For a man reported to have such a sharp legal mind, Judge Samuel Alito was certainly comfortable with his own ignorance, saying, “I don’t know” 29 times during the hearings.
Despite the Democrats’ strip-searching of Alito’s written record, we Americans don’t know much more about Alito than we did before. Will he vote to overturn Roe or respect it as settled law? We don’t know. Does he believe there are limits to executive power or not? We don’t know. Is he the most boring man in the universe or simply willing to play him on TV? We don’t know.
What we do know is that something as momentous as the future course of the Supreme Court may rest more on the tears of the nominee’s spouse than the (sometimes pontificating) questioning of the Senate Judiciary committee.

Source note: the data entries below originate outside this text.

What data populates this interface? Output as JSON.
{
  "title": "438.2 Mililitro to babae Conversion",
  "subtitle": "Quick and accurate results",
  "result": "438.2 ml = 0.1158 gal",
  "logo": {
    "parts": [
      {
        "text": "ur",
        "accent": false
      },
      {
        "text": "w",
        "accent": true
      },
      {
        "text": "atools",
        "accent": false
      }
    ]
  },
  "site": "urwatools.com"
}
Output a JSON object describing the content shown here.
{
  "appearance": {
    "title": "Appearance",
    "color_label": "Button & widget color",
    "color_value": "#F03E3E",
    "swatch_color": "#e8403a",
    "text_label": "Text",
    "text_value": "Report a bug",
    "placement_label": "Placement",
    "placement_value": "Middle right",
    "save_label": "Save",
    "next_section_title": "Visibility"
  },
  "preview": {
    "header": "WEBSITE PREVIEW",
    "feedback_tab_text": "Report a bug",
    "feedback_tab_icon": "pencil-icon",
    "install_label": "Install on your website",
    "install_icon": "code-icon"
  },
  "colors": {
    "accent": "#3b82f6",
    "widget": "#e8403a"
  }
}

From Abu Ghraib to NSA spying, from the Cheney Energy Commission to the true cost of the prescription drug benefit, we’ve learned that it’s what the Bush administration doesn’t want us to know that hurts us. Add Alito’s judicial philosophy to that long and growing list of state secrets.